EXERCISE OBJECTIVE:
Provide the data again in its entirety, exactly as given.

BEGIN SOURCE RECORDS

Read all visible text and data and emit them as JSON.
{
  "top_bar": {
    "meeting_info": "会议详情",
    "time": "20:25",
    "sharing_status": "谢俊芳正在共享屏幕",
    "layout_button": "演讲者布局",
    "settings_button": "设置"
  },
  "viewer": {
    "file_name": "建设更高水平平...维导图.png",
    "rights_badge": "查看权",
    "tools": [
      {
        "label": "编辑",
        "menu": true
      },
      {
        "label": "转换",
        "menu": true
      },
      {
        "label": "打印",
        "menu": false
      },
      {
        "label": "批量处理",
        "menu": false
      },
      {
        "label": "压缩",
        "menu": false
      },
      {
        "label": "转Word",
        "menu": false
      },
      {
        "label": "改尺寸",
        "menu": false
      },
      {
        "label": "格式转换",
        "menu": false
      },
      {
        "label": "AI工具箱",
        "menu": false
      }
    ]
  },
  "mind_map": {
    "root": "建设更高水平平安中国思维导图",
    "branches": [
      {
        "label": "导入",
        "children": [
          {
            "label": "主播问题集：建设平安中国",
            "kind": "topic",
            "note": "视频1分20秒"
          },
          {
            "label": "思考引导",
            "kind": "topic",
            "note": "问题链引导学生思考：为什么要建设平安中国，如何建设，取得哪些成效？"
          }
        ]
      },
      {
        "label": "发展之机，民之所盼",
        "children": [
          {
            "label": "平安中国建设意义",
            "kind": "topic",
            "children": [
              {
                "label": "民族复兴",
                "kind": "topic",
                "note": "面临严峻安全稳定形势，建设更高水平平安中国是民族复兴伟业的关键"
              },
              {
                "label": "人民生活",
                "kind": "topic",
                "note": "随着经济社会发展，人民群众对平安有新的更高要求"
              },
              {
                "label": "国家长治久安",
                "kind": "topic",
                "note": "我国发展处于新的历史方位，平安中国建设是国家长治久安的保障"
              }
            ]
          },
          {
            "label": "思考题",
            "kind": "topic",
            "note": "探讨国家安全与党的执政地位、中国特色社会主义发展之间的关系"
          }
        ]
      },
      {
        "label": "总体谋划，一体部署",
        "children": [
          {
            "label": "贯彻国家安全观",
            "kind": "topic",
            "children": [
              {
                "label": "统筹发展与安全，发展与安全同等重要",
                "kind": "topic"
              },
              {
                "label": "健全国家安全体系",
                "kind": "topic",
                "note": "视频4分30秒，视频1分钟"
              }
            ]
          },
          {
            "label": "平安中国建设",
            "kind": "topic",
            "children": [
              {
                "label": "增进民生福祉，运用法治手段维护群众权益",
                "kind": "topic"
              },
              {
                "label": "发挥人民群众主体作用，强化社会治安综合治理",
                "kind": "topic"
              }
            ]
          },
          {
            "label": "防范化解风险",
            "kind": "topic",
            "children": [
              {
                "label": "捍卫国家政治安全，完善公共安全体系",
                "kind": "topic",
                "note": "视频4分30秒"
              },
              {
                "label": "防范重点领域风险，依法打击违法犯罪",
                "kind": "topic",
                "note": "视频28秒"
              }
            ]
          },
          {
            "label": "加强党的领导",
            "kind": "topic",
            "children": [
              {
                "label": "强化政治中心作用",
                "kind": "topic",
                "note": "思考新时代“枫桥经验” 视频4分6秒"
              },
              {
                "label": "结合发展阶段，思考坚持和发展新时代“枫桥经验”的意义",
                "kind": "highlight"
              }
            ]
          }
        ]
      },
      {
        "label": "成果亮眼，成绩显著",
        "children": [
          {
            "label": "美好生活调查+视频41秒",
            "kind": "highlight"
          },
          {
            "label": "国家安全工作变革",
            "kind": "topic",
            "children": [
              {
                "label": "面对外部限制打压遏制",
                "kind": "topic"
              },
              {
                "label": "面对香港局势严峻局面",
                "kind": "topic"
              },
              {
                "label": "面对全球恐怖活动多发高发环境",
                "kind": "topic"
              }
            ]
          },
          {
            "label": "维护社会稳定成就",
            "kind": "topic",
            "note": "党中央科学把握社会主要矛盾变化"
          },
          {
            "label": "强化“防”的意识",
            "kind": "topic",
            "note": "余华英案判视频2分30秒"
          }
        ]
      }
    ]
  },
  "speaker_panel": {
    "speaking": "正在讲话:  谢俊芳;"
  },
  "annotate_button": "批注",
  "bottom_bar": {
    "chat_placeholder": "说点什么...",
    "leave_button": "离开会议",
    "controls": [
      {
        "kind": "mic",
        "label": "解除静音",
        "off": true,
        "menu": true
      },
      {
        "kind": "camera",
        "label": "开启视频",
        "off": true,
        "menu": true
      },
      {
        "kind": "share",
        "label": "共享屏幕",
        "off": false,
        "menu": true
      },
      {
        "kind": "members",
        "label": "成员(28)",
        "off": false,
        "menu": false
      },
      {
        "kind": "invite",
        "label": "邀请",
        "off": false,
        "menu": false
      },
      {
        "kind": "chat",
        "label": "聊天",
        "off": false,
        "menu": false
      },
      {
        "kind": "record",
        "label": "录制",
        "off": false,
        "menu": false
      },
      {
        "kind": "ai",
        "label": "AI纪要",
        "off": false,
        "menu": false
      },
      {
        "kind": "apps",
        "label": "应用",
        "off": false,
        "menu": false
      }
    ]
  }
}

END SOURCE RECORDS

REPLY TO THE TASK:
Read all visible text and data and emit them as JSON.
{
  "top_bar": {
    "meeting_info": "会议详情",
    "time": "20:25",
    "sharing_status": "谢俊芳正在共享屏幕",
    "layout_button": "演讲者布局",
    "settings_button": "设置"
  },
  "viewer": {
    "file_name": "建设更高水平平...维导图.png",
    "rights_badge": "查看权",
    "tools": [
      {
        "label": "编辑",
        "menu": true
      },
      {
        "label": "转换",
        "menu": true
      },
      {
        "label": "打印",
        "menu": false
      },
      {
        "label": "批量处理",
        "menu": false
      },
      {
        "label": "压缩",
        "menu": false
      },
      {
        "label": "转Word",
        "menu": false
      },
      {
        "label": "改尺寸",
        "menu": false
      },
      {
        "label": "格式转换",
        "menu": false
      },
      {
        "label": "AI工具箱",
        "menu": false
      }
    ]
  },
  "mind_map": {
    "root": "建设更高水平平安中国思维导图",
    "branches": [
      {
        "label": "导入",
        "children": [
          {
            "label": "主播问题集：建设平安中国",
            "kind": "topic",
            "note": "视频1分20秒"
          },
          {
            "label": "思考引导",
            "kind": "topic",
            "note": "问题链引导学生思考：为什么要建设平安中国，如何建设，取得哪些成效？"
          }
        ]
      },
      {
        "label": "发展之机，民之所盼",
        "children": [
          {
            "label": "平安中国建设意义",
            "kind": "topic",
            "children": [
              {
                "label": "民族复兴",
                "kind": "topic",
                "note": "面临严峻安全稳定形势，建设更高水平平安中国是民族复兴伟业的关键"
              },
              {
                "label": "人民生活",
                "kind": "topic",
                "note": "随着经济社会发展，人民群众对平安有新的更高要求"
              },
              {
                "label": "国家长治久安",
                "kind": "topic",
                "note": "我国发展处于新的历史方位，平安中国建设是国家长治久安的保障"
              }
            ]
          },
          {
            "label": "思考题",
            "kind": "topic",
            "note": "探讨国家安全与党的执政地位、中国特色社会主义发展之间的关系"
          }
        ]
      },
      {
        "label": "总体谋划，一体部署",
        "children": [
          {
            "label": "贯彻国家安全观",
            "kind": "topic",
            "children": [
              {
                "label": "统筹发展与安全，发展与安全同等重要",
                "kind": "topic"
              },
              {
                "label": "健全国家安全体系",
                "kind": "topic",
                "note": "视频4分30秒，视频1分钟"
              }
            ]
          },
          {
            "label": "平安中国建设",
            "kind": "topic",
            "children": [
              {
                "label": "增进民生福祉，运用法治手段维护群众权益",
                "kind": "topic"
              },
              {
                "label": "发挥人民群众主体作用，强化社会治安综合治理",
                "kind": "topic"
              }
            ]
          },
          {
            "label": "防范化解风险",
            "kind": "topic",
            "children": [
              {
                "label": "捍卫国家政治安全，完善公共安全体系",
                "kind": "topic",
                "note": "视频4分30秒"
              },
              {
                "label": "防范重点领域风险，依法打击违法犯罪",
                "kind": "topic",
                "note": "视频28秒"
              }
            ]
          },
          {
            "label": "加强党的领导",
            "kind": "topic",
            "children": [
              {
                "label": "强化政治中心作用",
                "kind": "topic",
                "note": "思考新时代“枫桥经验” 视频4分6秒"
              },
              {
                "label": "结合发展阶段，思考坚持和发展新时代“枫桥经验”的意义",
                "kind": "highlight"
              }
            ]
          }
        ]
      },
      {
        "label": "成果亮眼，成绩显著",
        "children": [
          {
            "label": "美好生活调查+视频41秒",
            "kind": "highlight"
          },
          {
            "label": "国家安全工作变革",
            "kind": "topic",
            "children": [
              {
                "label": "面对外部限制打压遏制",
                "kind": "topic"
              },
              {
                "label": "面对香港局势严峻局面",
                "kind": "topic"
              },
              {
                "label": "面对全球恐怖活动多发高发环境",
                "kind": "topic"
              }
            ]
          },
          {
            "label": "维护社会稳定成就",
            "kind": "topic",
            "note": "党中央科学把握社会主要矛盾变化"
          },
          {
            "label": "强化“防”的意识",
            "kind": "topic",
            "note": "余华英案判视频2分30秒"
          }
        ]
      }
    ]
  },
  "speaker_panel": {
    "speaking": "正在讲话:  谢俊芳;"
  },
  "annotate_button": "批注",
  "bottom_bar": {
    "chat_placeholder": "说点什么...",
    "leave_button": "离开会议",
    "controls": [
      {
        "kind": "mic",
        "label": "解除静音",
        "off": true,
        "menu": true
      },
      {
        "kind": "camera",
        "label": "开启视频",
        "off": true,
        "menu": true
      },
      {
        "kind": "share",
        "label": "共享屏幕",
        "off": false,
        "menu": true
      },
      {
        "kind": "members",
        "label": "成员(28)",
        "off": false,
        "menu": false
      },
      {
        "kind": "invite",
        "label": "邀请",
        "off": false,
        "menu": false
      },
      {
        "kind": "chat",
        "label": "聊天",
        "off": false,
        "menu": false
      },
      {
        "kind": "record",
        "label": "录制",
        "off": false,
        "menu": false
      },
      {
        "kind": "ai",
        "label": "AI纪要",
        "off": false,
        "menu": false
      },
      {
        "kind": "apps",
        "label": "应用",
        "off": false,
        "menu": false
      }
    ]
  }
}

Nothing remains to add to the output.